"Independent book shops are struggling, sales to libraries are down - the kind of places that would stock plenty - and each one makes a difference when you talk about Welsh children's books," he said.

"All of the projects that encouraged children to read have lost funding and in the long run that has hit those figures.

"When you have big sellers pulling out it has an affect. It is always a battle to sell."

Across Wales, there has been a 15% decrease in the number of libraries over the last decade.

Local authorities were also told at the beginning of October that they face another two years of budget cuts - 0.5% this year and a further 1.5% next year.

The Welsh Local Government Association leader Debbie Wilcox responded by saying councils could not keep making the "harshest" of cuts while maintaining service levels.

Image caption Cuts mean fewer libraries in Wales - so fewer books bought by them, it is claimed

Garmon Gruffudd, managing director at publishers Y Lolfa, accepted that the "climate was more difficult in terms of sales - but we're holding our own".

"There's less money available because of cuts and austerity, it hits everyone - libraries, schools, many visitor centres have closed," he said.
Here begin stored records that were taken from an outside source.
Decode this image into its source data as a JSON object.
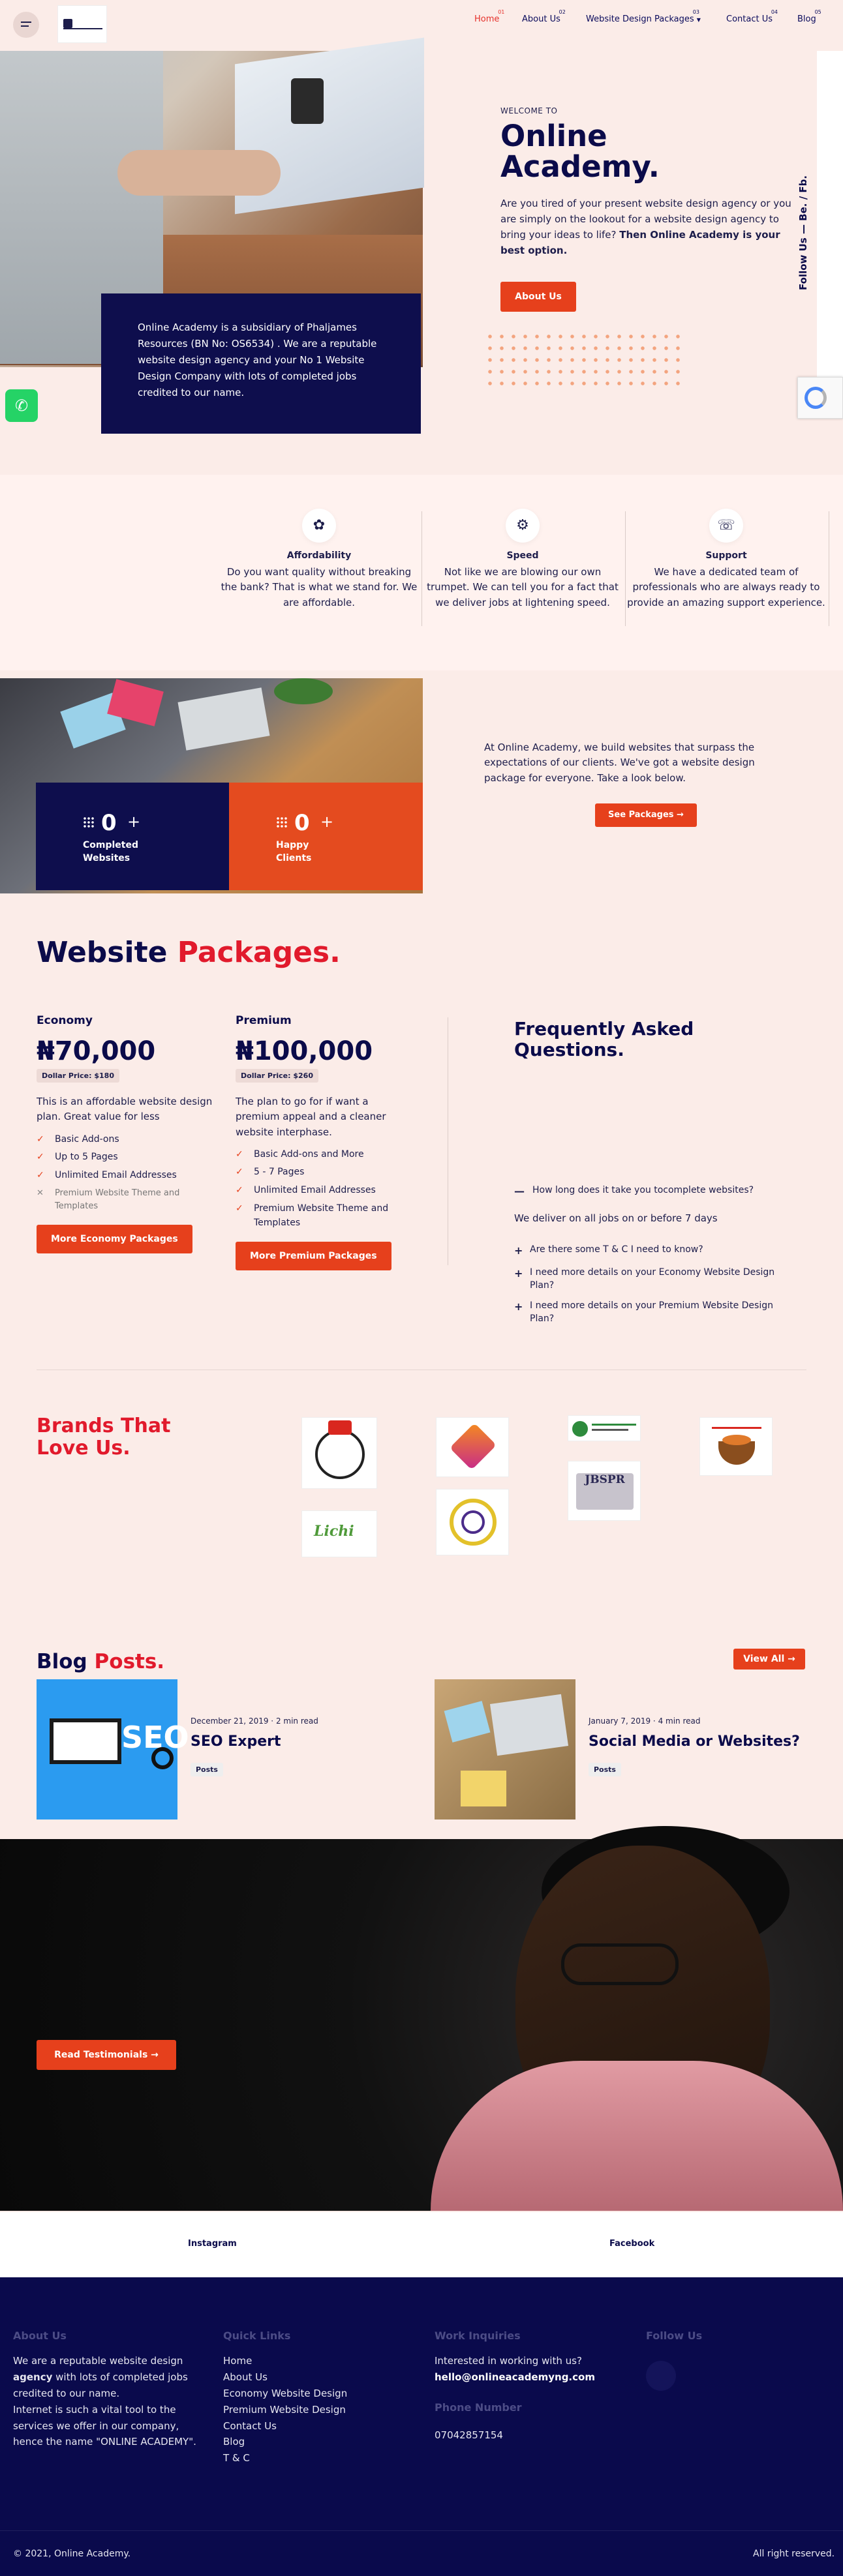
{
  "header": {
    "nav": [
      {
        "num": "01",
        "label": "Home",
        "active": true
      },
      {
        "num": "02",
        "label": "About Us"
      },
      {
        "num": "03",
        "label": "Website Design Packages"
      },
      {
        "num": "04",
        "label": "Contact Us"
      },
      {
        "num": "05",
        "label": "Blog"
      }
    ]
  },
  "hero": {
    "box_text": "Online Academy is a subsidiary of Phaljames Resources (BN No: OS6534) . We are a reputable website design agency  and your No 1 Website Design Company with lots of completed jobs credited to our name.",
    "welcome": "WELCOME TO",
    "title": "Online Academy.",
    "text_pre": "Are you tired of your present website design agency or you are simply on the lookout for a website design agency to bring your ideas to life?  ",
    "text_bold": "Then Online Academy is your best option.",
    "about_btn": "About Us",
    "follow": "Follow Us  —   Be.   /   Fb."
  },
  "features": [
    {
      "icon": "leaf-icon",
      "title": "Affordability",
      "text": "Do you want quality without breaking the bank? That is what we stand for. We are affordable."
    },
    {
      "icon": "speedometer-icon",
      "title": "Speed",
      "text": "Not like we are blowing our own trumpet. We can tell you for a fact that we deliver jobs at lightening speed."
    },
    {
      "icon": "headset-icon",
      "title": "Support",
      "text": "We have a dedicated team of professionals who are always ready to provide an amazing support experience."
    }
  ],
  "stats": {
    "items": [
      {
        "value": "0",
        "plus": "+",
        "label_line1": "Completed",
        "label_line2": "Websites"
      },
      {
        "value": "0",
        "plus": "+",
        "label_line1": "Happy",
        "label_line2": "Clients"
      }
    ],
    "text": "At Online Academy, we build websites that surpass the expectations of our clients. We've got a website design package for everyone. Take a look below.",
    "button": "See Packages"
  },
  "packages": {
    "title_part1": "Website",
    "title_part2": "Packages.",
    "items": [
      {
        "name": "Economy",
        "price": "₦70,000",
        "dollar": "Dollar Price: $180",
        "desc": "This is an affordable website design plan. Great value for less",
        "features": [
          "Basic Add-ons",
          "Up to 5 Pages",
          "Unlimited Email Addresses"
        ],
        "excluded": [
          "Premium Website Theme and Templates"
        ],
        "button": "More Economy Packages"
      },
      {
        "name": "Premium",
        "price": "₦100,000",
        "dollar": "Dollar Price: $260",
        "desc": "The plan to go for if want a premium appeal and a cleaner website interphase.",
        "features": [
          "Basic Add-ons and More",
          "5 - 7 Pages",
          "Unlimited Email Addresses",
          "Premium Website Theme and Templates"
        ],
        "excluded": [],
        "button": "More Premium Packages"
      }
    ]
  },
  "faq": {
    "title": "Frequently Asked Questions.",
    "open_q": "How long does it take you tocomplete websites?",
    "open_a": "We deliver on all jobs on or before 7 days",
    "items": [
      "Are there some T & C I need to know?",
      "I need more details on your Economy Website Design Plan?",
      "I need more details on your Premium Website Design Plan?"
    ]
  },
  "brands": {
    "title_line1": "Brands That",
    "title_line2": "Love Us.",
    "logos": [
      "brand-logo-globe",
      "brand-logo-e",
      "brand-logo-pharma",
      "brand-logo-bowl",
      "brand-logo-lichi",
      "brand-logo-seal",
      "brand-logo-jbspr"
    ],
    "jbspr_text": "JBSPR",
    "lichi_text": "Lichi"
  },
  "blog": {
    "title_part1": "Blog",
    "title_part2": "Posts.",
    "view_all": "View All",
    "posts": [
      {
        "date": "December 21, 2019",
        "read": "2 min read",
        "title": "SEO Expert",
        "tag": "Posts",
        "img_text": "SEO"
      },
      {
        "date": "January 7, 2019",
        "read": "4 min read",
        "title": "Social Media or Websites?",
        "tag": "Posts"
      }
    ]
  },
  "testimonials": {
    "button": "Read Testimonials"
  },
  "social": {
    "instagram": "Instagram",
    "facebook": "Facebook"
  },
  "footer": {
    "about": {
      "title": "About Us",
      "text1": "We are a reputable website design ",
      "bold": "agency",
      "text2": " with lots of completed jobs credited to our name.",
      "text3": "Internet is such a vital tool to the services we offer in our company, hence the name \"ONLINE ACADEMY\"."
    },
    "quick": {
      "title": "Quick Links",
      "links": [
        "Home",
        "About Us",
        "Economy Website Design",
        "Premium Website Design",
        "Contact Us",
        "Blog",
        "T & C"
      ]
    },
    "work": {
      "title": "Work Inquiries",
      "line": "Interested in working with us?",
      "email": "hello@onlineacademyng.com",
      "phone_title": "Phone Number",
      "phone": "07042857154"
    },
    "follow": {
      "title": "Follow Us"
    },
    "copyright": "© 2021, Online Academy.",
    "rights": "All right reserved."
  },
  "colors": {
    "accent": "#e6401c",
    "navy": "#0b0b4a",
    "red": "#e11a2c",
    "bg": "#fbece8"
  }
}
"We've published over 300 e-books but certainly e-book sales are down, but after rising for around five years there has been a significant drop throughout Britain.

"People are going back to print and that's the trend."